Assignment: When you have gone through the records below, state only how many lines include the word "dedikerte".

-----

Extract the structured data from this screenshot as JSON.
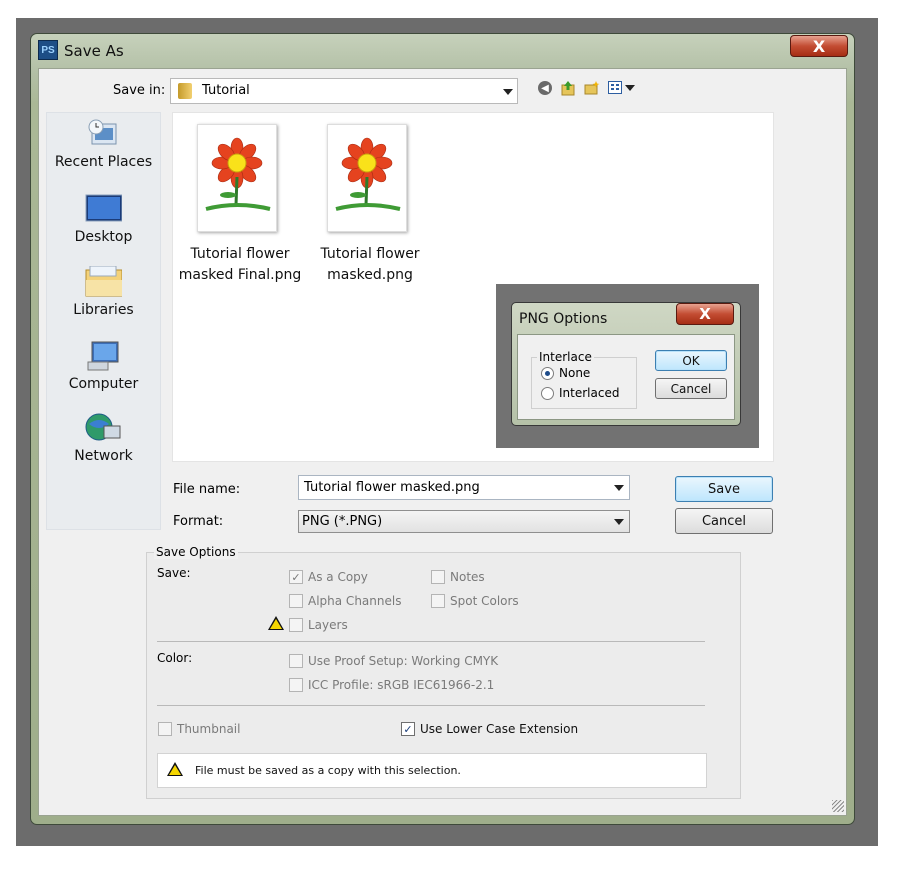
{
  "window": {
    "title": "Save As",
    "app_icon": "PS",
    "close_glyph": "X"
  },
  "save_in": {
    "label": "Save in:",
    "value": "Tutorial"
  },
  "places": [
    {
      "label": "Recent Places",
      "icon": "recent-places-icon"
    },
    {
      "label": "Desktop",
      "icon": "desktop-icon"
    },
    {
      "label": "Libraries",
      "icon": "libraries-icon"
    },
    {
      "label": "Computer",
      "icon": "computer-icon"
    },
    {
      "label": "Network",
      "icon": "network-icon"
    }
  ],
  "files": [
    {
      "line1": "Tutorial flower",
      "line2": "masked Final.png"
    },
    {
      "line1": "Tutorial flower",
      "line2": "masked.png"
    }
  ],
  "png_options": {
    "title": "PNG Options",
    "close_glyph": "X",
    "group_label": "Interlace",
    "options": [
      {
        "label": "None",
        "selected": true
      },
      {
        "label": "Interlaced",
        "selected": false
      }
    ],
    "ok": "OK",
    "cancel": "Cancel"
  },
  "file_name": {
    "label": "File name:",
    "value": "Tutorial flower masked.png"
  },
  "format": {
    "label": "Format:",
    "value": "PNG (*.PNG)"
  },
  "buttons": {
    "save": "Save",
    "cancel": "Cancel"
  },
  "save_options": {
    "title": "Save Options",
    "save_label": "Save:",
    "as_copy": "As a Copy",
    "notes": "Notes",
    "alpha": "Alpha Channels",
    "spot": "Spot Colors",
    "layers": "Layers",
    "color_label": "Color:",
    "proof": "Use Proof Setup:  Working CMYK",
    "icc": "ICC Profile:  sRGB IEC61966-2.1",
    "thumbnail": "Thumbnail",
    "lower_case": "Use Lower Case Extension",
    "warning": "File must be saved as a copy with this selection."
  },
  "colors": {
    "title_bar": "#a9b797",
    "close_red": "#c34d33",
    "accent_blue": "#3c7fb1"
  }
}
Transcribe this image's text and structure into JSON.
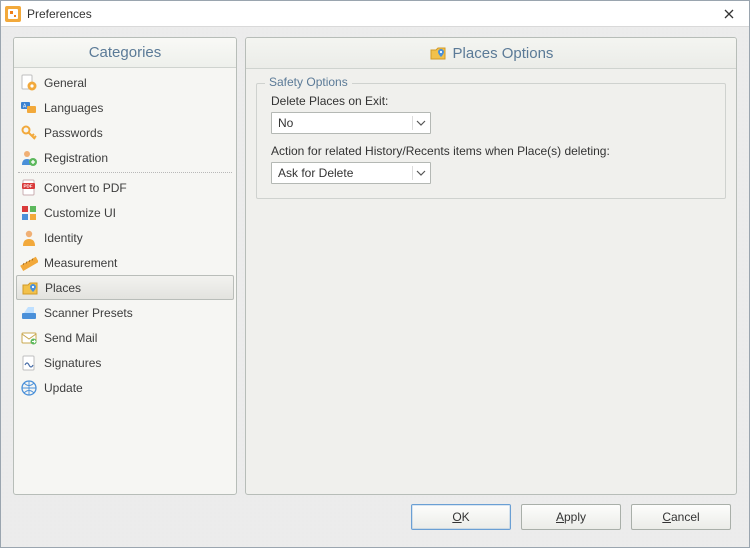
{
  "window": {
    "title": "Preferences"
  },
  "sidebar": {
    "header": "Categories",
    "items": [
      {
        "label": "General",
        "icon": "gear-doc-icon"
      },
      {
        "label": "Languages",
        "icon": "languages-icon"
      },
      {
        "label": "Passwords",
        "icon": "key-icon"
      },
      {
        "label": "Registration",
        "icon": "user-add-icon"
      }
    ],
    "items2": [
      {
        "label": "Convert to PDF",
        "icon": "pdf-icon"
      },
      {
        "label": "Customize UI",
        "icon": "squares-icon"
      },
      {
        "label": "Identity",
        "icon": "identity-icon"
      },
      {
        "label": "Measurement",
        "icon": "ruler-icon"
      },
      {
        "label": "Places",
        "icon": "places-icon",
        "selected": true
      },
      {
        "label": "Scanner Presets",
        "icon": "scanner-icon"
      },
      {
        "label": "Send Mail",
        "icon": "mail-icon"
      },
      {
        "label": "Signatures",
        "icon": "signature-icon"
      },
      {
        "label": "Update",
        "icon": "globe-icon"
      }
    ]
  },
  "options": {
    "header": "Places Options",
    "fieldset_legend": "Safety Options",
    "delete_on_exit": {
      "label": "Delete Places on Exit:",
      "value": "No"
    },
    "action_related": {
      "label": "Action for related History/Recents items when Place(s) deleting:",
      "value": "Ask for Delete"
    }
  },
  "buttons": {
    "ok": "OK",
    "apply": "Apply",
    "cancel": "Cancel"
  },
  "colors": {
    "accent_blue": "#5b7a97",
    "panel_border": "#b7bdb8"
  }
}
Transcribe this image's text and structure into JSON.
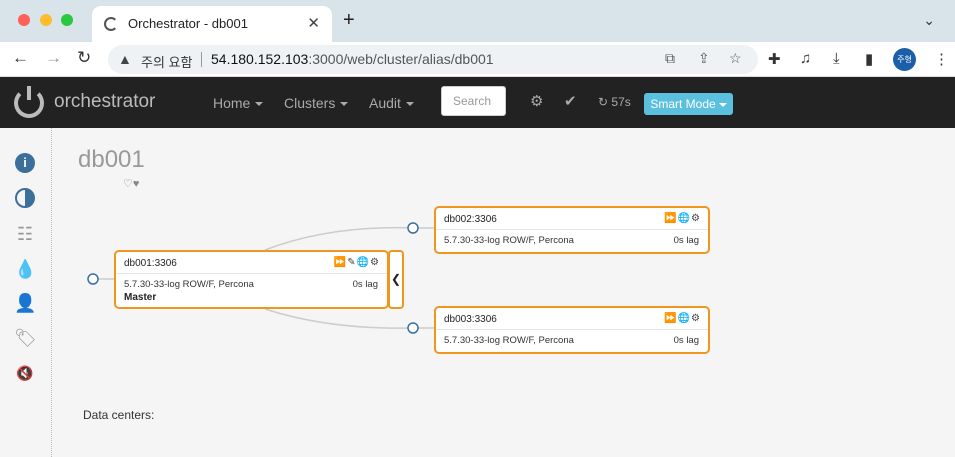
{
  "browser": {
    "tab_title": "Orchestrator - db001",
    "tab_close": "✕",
    "new_tab": "+",
    "tab_menu": "⌄",
    "security_warning": "주의 요함",
    "url_host": "54.180.152.103",
    "url_rest": ":3000/web/cluster/alias/db001",
    "profile_label": "주형",
    "icons": [
      "back-icon",
      "forward-icon",
      "reload-icon",
      "translate-icon",
      "share-icon",
      "star-icon",
      "extensions-icon",
      "media-icon",
      "download-icon",
      "sidepanel-icon",
      "menu-icon"
    ]
  },
  "navbar": {
    "brand": "orchestrator",
    "home": "Home",
    "clusters": "Clusters",
    "audit": "Audit",
    "search_placeholder": "Search",
    "refresh_countdown": "57s",
    "smart_mode": "Smart Mode"
  },
  "sidebar": {
    "items": [
      "info-icon",
      "half-circle-icon",
      "server-icon",
      "drop-icon",
      "user-icon",
      "tag-icon",
      "mute-icon"
    ]
  },
  "page": {
    "title": "db001",
    "favorites": "♡♥",
    "data_centers_label": "Data centers:"
  },
  "topology": {
    "master": {
      "name": "db001:3306",
      "version": "5.7.30-33-log ROW/F, Percona",
      "lag": "0s lag",
      "role": "Master",
      "tools": "⏩✎🌐⚙"
    },
    "replicas": [
      {
        "name": "db002:3306",
        "version": "5.7.30-33-log ROW/F, Percona",
        "lag": "0s lag",
        "tools": "⏩🌐⚙"
      },
      {
        "name": "db003:3306",
        "version": "5.7.30-33-log ROW/F, Percona",
        "lag": "0s lag",
        "tools": "⏩🌐⚙"
      }
    ],
    "collapse_glyph": "❮"
  },
  "colors": {
    "accent": "#f0951e",
    "brand_blue": "#3b6f9c",
    "smart_mode": "#5bc0de",
    "navbar": "#222222"
  }
}
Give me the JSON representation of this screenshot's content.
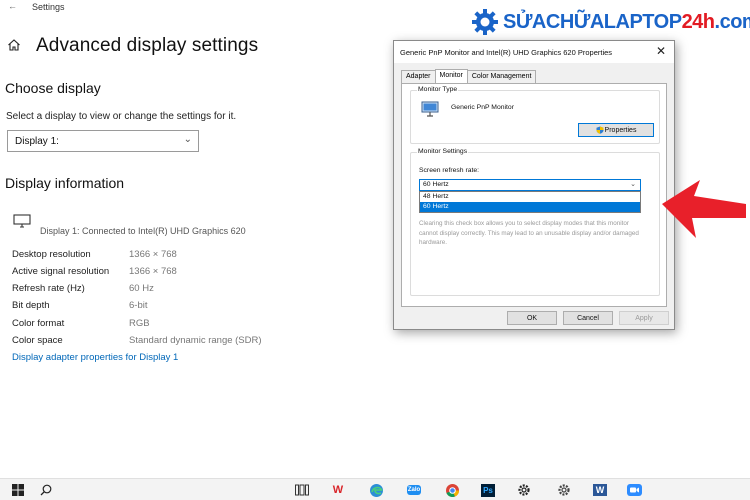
{
  "window": {
    "back_glyph": "←",
    "title": "Settings"
  },
  "page": {
    "title": "Advanced display settings"
  },
  "choose_display": {
    "heading": "Choose display",
    "hint": "Select a display to view or change the settings for it.",
    "selected": "Display 1:"
  },
  "display_info": {
    "heading": "Display information",
    "connected": "Display 1: Connected to Intel(R) UHD Graphics 620",
    "rows": [
      {
        "label": "Desktop resolution",
        "value": "1366 × 768"
      },
      {
        "label": "Active signal resolution",
        "value": "1366 × 768"
      },
      {
        "label": "Refresh rate (Hz)",
        "value": "60 Hz"
      },
      {
        "label": "Bit depth",
        "value": "6-bit"
      },
      {
        "label": "Color format",
        "value": "RGB"
      },
      {
        "label": "Color space",
        "value": "Standard dynamic range (SDR)"
      }
    ],
    "adapter_link": "Display adapter properties for Display 1"
  },
  "logo": {
    "part_blue": "SỬACHỮALAPTOP",
    "part_red": "24h",
    "part_tail": ".com",
    "brand_blue": "#1a64c8",
    "brand_red": "#e21b23"
  },
  "dialog": {
    "title": "Generic PnP Monitor and Intel(R) UHD Graphics 620 Properties",
    "close_glyph": "✕",
    "tabs": [
      "Adapter",
      "Monitor",
      "Color Management"
    ],
    "active_tab": "Monitor",
    "monitor_type": {
      "label": "Monitor Type",
      "name": "Generic PnP Monitor",
      "properties_button": "Properties"
    },
    "monitor_settings": {
      "label": "Monitor Settings",
      "refresh_label": "Screen refresh rate:",
      "selected_rate": "60 Hertz",
      "options": [
        "48 Hertz",
        "60 Hertz"
      ],
      "highlighted_option": "60 Hertz",
      "warning": "Clearing this check box allows you to select display modes that this monitor cannot display correctly. This may lead to an unusable display and/or damaged hardware."
    },
    "buttons": {
      "ok": "OK",
      "cancel": "Cancel",
      "apply": "Apply"
    }
  },
  "annotation": {
    "arrow_color": "#e8202a"
  },
  "taskbar": {
    "icons": [
      "windows-start-icon",
      "search-icon",
      "task-view-icon",
      "wps-icon",
      "edge-icon",
      "zalo-icon",
      "chrome-icon",
      "photoshop-icon",
      "settings-gear-icon",
      "word-icon",
      "zoom-icon"
    ],
    "wps_text": "W",
    "photoshop_text": "Ps",
    "word_text": "W",
    "zalo_text": "Zalo"
  }
}
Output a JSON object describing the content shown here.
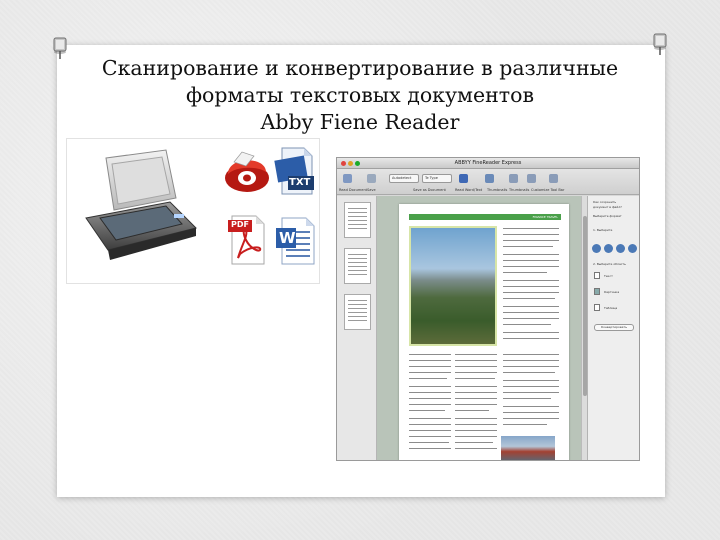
{
  "slide": {
    "title_lines": [
      "Сканирование и конвертирование в различные",
      "форматы текстовых документов",
      "Abby Fiene Reader"
    ]
  },
  "icons": {
    "scanner": "scanner-icon",
    "finereader": "finereader-icon",
    "txt": "txt-file-icon",
    "txt_label": "TXT",
    "pdf": "pdf-file-icon",
    "pdf_label": "PDF",
    "word": "word-file-icon",
    "word_label": "W"
  },
  "app_window": {
    "title": "ABBYY FineReader Express",
    "toolbar": {
      "language_select": "Autodetect",
      "mode_select": "Te Type",
      "labels": [
        "Read Document",
        "Save",
        "Save as Document",
        "Read Word/Text",
        "Thumbnails",
        "Thumbnails",
        "Customize Tool Bar"
      ]
    },
    "page_header": "FINANCE TRAVEL",
    "right_panel": {
      "lines": [
        "Как сохранить",
        "документ в файл?",
        "Выберите формат",
        "1. Выберите",
        "2. Выберите область",
        "Текст",
        "Картинка",
        "Таблица"
      ],
      "button_label": "Конвертировать"
    }
  },
  "colors": {
    "accent_green": "#4aa04a",
    "finereader_red": "#d4271f",
    "word_blue": "#2c5da8"
  }
}
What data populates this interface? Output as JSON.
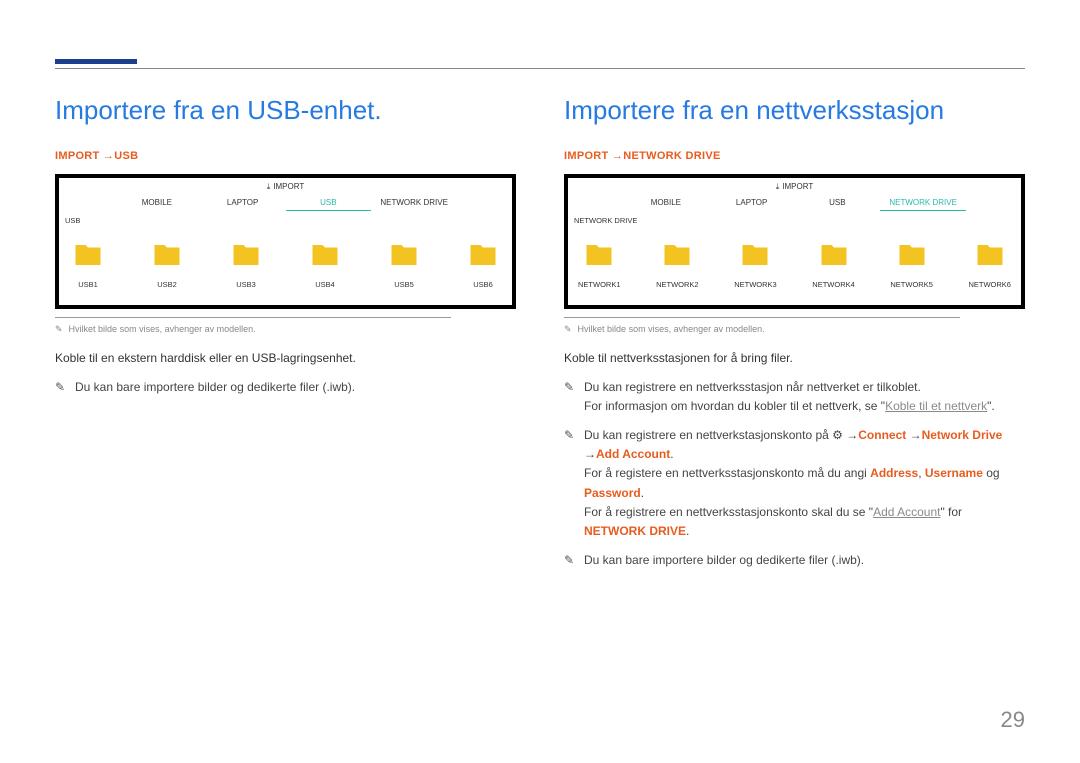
{
  "page_number": "29",
  "usb": {
    "heading": "Importere fra en USB-enhet.",
    "path_import": "IMPORT",
    "path_target": "USB",
    "screen": {
      "title": "IMPORT",
      "tabs": [
        "MOBILE",
        "LAPTOP",
        "USB",
        "NETWORK DRIVE"
      ],
      "active_tab": "USB",
      "crumb": "USB",
      "folders": [
        "USB1",
        "USB2",
        "USB3",
        "USB4",
        "USB5",
        "USB6"
      ]
    },
    "img_note": "Hvilket bilde som vises, avhenger av modellen.",
    "body": "Koble til en ekstern harddisk eller en USB-lagringsenhet.",
    "bullets": {
      "b1": "Du kan bare importere bilder og dedikerte filer (.iwb)."
    }
  },
  "net": {
    "heading": "Importere fra en nettverksstasjon",
    "path_import": "IMPORT",
    "path_target": "NETWORK DRIVE",
    "screen": {
      "title": "IMPORT",
      "tabs": [
        "MOBILE",
        "LAPTOP",
        "USB",
        "NETWORK DRIVE"
      ],
      "active_tab": "NETWORK DRIVE",
      "crumb": "NETWORK DRIVE",
      "folders": [
        "NETWORK1",
        "NETWORK2",
        "NETWORK3",
        "NETWORK4",
        "NETWORK5",
        "NETWORK6"
      ]
    },
    "img_note": "Hvilket bilde som vises, avhenger av modellen.",
    "body": "Koble til nettverksstasjonen for å bring filer.",
    "bullets": {
      "b1_a": "Du kan registrere en nettverksstasjon når nettverket er tilkoblet.",
      "b1_b": "For informasjon om hvordan du kobler til et nettverk, se \"",
      "b1_link": "Koble til et nettverk",
      "b1_c": "\".",
      "b2_a": "Du kan registrere en nettverkstasjonskonto på ",
      "b2_connect": "Connect",
      "b2_nd": "Network Drive",
      "b2_add_acc": "Add Account",
      "b2_period": ".",
      "b2_line2_a": "For å registere en nettverksstasjonskonto må du angi ",
      "b2_address": "Address",
      "b2_comma": ", ",
      "b2_username": "Username",
      "b2_og": " og ",
      "b2_password": "Password",
      "b2_period2": ".",
      "b2_line3_a": "For å registrere en nettverksstasjonskonto skal du se \"",
      "b2_line3_link": "Add Account",
      "b2_line3_b": "\" for ",
      "b2_line3_nd": "NETWORK DRIVE",
      "b2_line3_c": ".",
      "b3": "Du kan bare importere bilder og dedikerte filer (.iwb)."
    }
  }
}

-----

Solved problem: 2